Saving Manchester's industrial past : regeneration and new uses of industrial archaeology structures in Greater Manchester, 1980 to 2018

Nevell, MD ORCID: https://orcid.org/0000-0002-2827-9977 2019, 'Saving Manchester's industrial past : regeneration and new uses of industrial archaeology structures in Greater Manchester, 1980 to 2018' , Transactions of the Lancashire and Cheshire Antiquarian Society, 111 , pp. 99-117.

[img]
Preview
PDF - Accepted Version
Download (113kB) | Preview

Abstract

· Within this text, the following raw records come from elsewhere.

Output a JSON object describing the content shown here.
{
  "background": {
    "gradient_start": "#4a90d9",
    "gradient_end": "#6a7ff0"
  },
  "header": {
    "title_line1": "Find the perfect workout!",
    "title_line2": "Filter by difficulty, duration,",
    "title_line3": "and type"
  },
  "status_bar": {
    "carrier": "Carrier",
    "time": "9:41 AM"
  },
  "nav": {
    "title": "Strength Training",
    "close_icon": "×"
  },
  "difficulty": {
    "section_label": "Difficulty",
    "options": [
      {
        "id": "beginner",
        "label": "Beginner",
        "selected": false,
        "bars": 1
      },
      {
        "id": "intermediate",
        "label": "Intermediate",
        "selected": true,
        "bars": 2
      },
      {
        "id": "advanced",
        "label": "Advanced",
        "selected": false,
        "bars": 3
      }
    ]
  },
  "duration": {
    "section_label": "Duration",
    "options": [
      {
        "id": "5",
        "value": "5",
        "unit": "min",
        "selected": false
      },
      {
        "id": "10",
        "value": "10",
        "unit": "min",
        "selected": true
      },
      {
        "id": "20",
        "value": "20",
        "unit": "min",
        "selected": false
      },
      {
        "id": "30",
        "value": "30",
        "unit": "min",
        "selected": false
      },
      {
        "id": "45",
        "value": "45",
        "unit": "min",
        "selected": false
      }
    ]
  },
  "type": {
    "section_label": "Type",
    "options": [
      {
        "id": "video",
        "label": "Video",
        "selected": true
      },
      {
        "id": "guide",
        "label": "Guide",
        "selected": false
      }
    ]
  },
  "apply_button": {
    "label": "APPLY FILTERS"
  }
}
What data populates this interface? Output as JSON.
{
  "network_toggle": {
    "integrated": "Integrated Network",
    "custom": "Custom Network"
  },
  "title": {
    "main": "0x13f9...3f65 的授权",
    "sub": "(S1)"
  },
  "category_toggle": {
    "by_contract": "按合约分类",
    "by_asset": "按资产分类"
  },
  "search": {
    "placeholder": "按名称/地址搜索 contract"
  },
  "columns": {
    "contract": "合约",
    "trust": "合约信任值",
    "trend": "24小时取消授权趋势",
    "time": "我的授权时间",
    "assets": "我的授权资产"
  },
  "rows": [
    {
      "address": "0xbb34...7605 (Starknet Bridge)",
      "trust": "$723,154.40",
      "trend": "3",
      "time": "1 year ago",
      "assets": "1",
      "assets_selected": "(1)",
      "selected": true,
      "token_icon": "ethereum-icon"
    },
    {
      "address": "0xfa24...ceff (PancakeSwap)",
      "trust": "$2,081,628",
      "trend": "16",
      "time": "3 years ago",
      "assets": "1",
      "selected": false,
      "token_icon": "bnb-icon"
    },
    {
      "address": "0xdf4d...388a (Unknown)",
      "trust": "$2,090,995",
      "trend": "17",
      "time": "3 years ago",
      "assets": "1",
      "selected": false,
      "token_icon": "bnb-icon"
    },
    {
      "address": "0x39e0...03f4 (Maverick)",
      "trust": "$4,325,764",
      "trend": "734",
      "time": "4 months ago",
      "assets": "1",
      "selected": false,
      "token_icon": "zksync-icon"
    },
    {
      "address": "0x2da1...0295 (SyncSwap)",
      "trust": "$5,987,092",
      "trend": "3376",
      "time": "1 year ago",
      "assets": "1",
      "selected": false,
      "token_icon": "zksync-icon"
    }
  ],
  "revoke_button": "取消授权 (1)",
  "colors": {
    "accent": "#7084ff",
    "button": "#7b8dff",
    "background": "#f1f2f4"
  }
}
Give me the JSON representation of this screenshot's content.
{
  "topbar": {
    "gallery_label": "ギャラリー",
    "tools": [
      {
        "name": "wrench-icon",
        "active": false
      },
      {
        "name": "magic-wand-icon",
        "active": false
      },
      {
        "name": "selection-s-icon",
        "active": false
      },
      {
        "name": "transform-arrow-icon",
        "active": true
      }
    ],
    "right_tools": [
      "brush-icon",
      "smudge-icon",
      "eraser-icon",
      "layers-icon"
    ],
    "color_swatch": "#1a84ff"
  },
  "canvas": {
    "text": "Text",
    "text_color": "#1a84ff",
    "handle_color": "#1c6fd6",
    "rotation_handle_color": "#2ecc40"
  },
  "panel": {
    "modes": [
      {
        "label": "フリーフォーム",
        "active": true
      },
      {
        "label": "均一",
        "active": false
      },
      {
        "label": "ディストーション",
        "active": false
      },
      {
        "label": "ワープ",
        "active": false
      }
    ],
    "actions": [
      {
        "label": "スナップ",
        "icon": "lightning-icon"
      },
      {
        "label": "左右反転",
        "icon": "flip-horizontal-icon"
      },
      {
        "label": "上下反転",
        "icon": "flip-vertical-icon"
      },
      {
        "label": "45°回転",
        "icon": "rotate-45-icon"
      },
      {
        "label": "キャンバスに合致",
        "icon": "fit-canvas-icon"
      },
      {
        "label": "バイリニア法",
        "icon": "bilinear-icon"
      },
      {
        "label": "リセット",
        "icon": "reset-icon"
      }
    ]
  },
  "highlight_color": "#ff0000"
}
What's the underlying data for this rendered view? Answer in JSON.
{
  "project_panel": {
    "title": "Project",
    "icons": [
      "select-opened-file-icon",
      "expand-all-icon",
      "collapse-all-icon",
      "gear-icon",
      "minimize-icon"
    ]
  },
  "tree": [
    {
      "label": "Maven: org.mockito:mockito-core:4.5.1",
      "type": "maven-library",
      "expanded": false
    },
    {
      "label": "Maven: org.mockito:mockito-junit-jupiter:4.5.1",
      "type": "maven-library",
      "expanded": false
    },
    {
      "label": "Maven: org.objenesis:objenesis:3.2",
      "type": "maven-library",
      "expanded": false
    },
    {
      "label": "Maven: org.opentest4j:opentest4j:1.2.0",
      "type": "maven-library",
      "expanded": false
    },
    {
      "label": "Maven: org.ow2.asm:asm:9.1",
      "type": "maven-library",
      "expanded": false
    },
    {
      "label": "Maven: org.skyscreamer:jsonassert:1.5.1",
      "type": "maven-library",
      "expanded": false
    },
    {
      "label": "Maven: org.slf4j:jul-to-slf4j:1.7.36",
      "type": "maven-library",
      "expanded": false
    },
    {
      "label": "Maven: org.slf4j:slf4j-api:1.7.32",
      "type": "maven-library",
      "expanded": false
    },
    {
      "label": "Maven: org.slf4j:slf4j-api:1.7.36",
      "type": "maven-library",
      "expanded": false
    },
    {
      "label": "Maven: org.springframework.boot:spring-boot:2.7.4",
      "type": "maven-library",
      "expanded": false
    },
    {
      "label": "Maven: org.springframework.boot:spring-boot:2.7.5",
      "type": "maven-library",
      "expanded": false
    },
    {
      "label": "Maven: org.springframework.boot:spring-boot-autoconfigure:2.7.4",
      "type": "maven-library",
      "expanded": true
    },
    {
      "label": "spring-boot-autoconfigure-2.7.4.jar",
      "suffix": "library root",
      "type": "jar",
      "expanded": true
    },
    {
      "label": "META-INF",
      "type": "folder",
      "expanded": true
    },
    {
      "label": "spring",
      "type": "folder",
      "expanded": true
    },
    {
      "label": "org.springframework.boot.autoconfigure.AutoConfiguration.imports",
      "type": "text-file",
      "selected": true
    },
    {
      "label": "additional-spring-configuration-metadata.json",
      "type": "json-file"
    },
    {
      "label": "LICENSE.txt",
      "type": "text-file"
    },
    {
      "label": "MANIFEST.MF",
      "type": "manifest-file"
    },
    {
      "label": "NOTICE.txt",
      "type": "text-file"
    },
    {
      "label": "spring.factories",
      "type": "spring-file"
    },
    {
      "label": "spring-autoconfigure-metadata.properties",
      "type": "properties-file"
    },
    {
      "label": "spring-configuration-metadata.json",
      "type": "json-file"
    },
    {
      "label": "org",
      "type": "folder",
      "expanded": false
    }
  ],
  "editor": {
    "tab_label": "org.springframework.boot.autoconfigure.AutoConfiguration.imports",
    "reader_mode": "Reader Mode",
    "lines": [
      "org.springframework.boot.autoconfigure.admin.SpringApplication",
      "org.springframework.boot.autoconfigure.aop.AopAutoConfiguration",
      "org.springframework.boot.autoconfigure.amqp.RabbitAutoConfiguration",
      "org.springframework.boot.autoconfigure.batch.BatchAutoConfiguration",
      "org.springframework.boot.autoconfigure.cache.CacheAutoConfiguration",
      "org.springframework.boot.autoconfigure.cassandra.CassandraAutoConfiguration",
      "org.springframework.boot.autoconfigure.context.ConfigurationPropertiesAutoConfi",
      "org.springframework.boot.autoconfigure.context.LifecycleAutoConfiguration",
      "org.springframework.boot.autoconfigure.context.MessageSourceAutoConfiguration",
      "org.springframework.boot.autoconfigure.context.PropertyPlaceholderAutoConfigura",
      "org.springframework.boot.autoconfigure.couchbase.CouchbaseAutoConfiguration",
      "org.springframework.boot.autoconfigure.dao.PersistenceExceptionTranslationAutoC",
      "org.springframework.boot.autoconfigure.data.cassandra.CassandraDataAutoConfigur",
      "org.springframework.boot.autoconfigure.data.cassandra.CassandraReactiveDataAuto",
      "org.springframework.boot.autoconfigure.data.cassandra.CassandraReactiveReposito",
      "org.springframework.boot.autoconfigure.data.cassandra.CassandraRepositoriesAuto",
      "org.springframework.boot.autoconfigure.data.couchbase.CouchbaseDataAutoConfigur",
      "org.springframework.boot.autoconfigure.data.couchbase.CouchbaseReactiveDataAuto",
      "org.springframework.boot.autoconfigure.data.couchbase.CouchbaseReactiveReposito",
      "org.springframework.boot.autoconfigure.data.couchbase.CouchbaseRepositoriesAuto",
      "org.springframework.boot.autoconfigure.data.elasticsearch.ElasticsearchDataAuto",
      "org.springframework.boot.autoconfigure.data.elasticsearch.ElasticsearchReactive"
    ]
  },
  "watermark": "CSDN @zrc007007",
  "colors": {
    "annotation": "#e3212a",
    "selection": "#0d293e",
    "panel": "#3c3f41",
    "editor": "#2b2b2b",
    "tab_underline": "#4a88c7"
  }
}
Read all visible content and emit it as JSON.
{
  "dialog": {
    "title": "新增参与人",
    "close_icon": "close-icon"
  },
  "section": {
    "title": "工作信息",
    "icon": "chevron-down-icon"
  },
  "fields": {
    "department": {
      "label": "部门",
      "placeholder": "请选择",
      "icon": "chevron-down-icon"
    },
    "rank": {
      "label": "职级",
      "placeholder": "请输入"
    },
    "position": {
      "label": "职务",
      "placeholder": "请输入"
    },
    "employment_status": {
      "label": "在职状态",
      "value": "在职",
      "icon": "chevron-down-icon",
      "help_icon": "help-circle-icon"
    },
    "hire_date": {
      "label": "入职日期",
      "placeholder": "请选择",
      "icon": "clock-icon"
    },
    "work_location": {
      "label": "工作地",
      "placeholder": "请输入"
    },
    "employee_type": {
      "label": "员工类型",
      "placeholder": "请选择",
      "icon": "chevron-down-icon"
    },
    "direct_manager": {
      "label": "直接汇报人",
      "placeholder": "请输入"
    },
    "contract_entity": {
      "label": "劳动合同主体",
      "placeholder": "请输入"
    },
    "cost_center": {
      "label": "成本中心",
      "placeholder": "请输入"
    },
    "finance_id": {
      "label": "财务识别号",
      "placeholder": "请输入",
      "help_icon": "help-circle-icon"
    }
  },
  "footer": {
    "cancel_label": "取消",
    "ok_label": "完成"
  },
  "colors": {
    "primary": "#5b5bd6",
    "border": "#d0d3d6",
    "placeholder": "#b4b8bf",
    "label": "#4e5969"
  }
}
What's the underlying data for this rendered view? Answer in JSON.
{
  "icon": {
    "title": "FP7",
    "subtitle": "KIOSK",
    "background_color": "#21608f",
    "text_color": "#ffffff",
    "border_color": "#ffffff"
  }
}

2020 marks the 40th anniversary of the establishment of professional archaeology within the Manchester city region, with the creation of the Greater Manchester Archaeological Unit (GMAU) in 1980. This was the culmination of a decade of raising awareness of the archaeology and heritage of the Manchester city region. It saw the establishment of dedicated conservation officers in each of the ten new metropolitan boroughs of Greater Manchester (established in the local government re-organisation of 1974), a growth in the number of conservation areas and a significant rise in the number of historic buildings protected through the listing process, on the back of changes to the listing process in 1970. This paper looks at the particular impact of the growth of heritage protection and the role of conservation and re-use in retaining and understanding industrial buildings in the Manchester area. It examines the way in which industrial sites in the region have been preserved and displayed for the public over the last 38 years by heritage professionals, highlighting the impact of the Greater Manchester Archaeological Unit (and its successors), and its sister unit the University of Manchester Archaeological Unit. First, the range of industrial archaeology sites surviving in the area is briefly reviewed. Then, the next part of this paper studies the conservation of industrial buildings in the Manchester Area, which began in the late 1970s with a number of pioneering projects such as Samuel Oldknow’s canal warehouse in Marple. However, it was the purchase of the Liverpool Road Railway Station in Manchester in 1978 by the Greater Manchester County Council, and its subsequent restoration, that gave the conservation of industrial buildings the boost it needed. Since then canal warehouses, packing warehouses and textile mills have been conserved through conversion to offices, student accommodation or flats. Some of the problems encountered in this trend, in particular the lack of interest in particular types of sites, will also be looked at. The final part of this paper examines the way in which industrial sites around the Manchester city region have been preserved and displayed to the public. Liverpool Road Railway Station was the first such site and is home to the Museum of Science and Industry in Manchester (now part of the Science Museum Group). However, there are many smaller and local industrial archaeology sites which have been excavated and displayed since the early1980s through the work of GMAU. These range from textile mills and bleachworks to coal mining sites.

Item Type: Article
Schools: Schools > School of Environment and Life Sciences > Ecosystems and Environment Research Centre
Journal or Publication Title: Transactions of the Lancashire and Cheshire Antiquarian Society
Publisher: Lancashire and Cheshire Antiquarian Society
ISSN: 0950-4699
Depositing User: Dr Michael Nevell
Date Deposited: 11 Jun 2019 10:12
Last Modified: 14 Jun 2019 08:20
URI: http://usir.salford.ac.uk/id/eprint/51527

Actions (login required)

Edit record (repository staff only) Edit record (repository staff only)

Downloads

Downloads per month over past year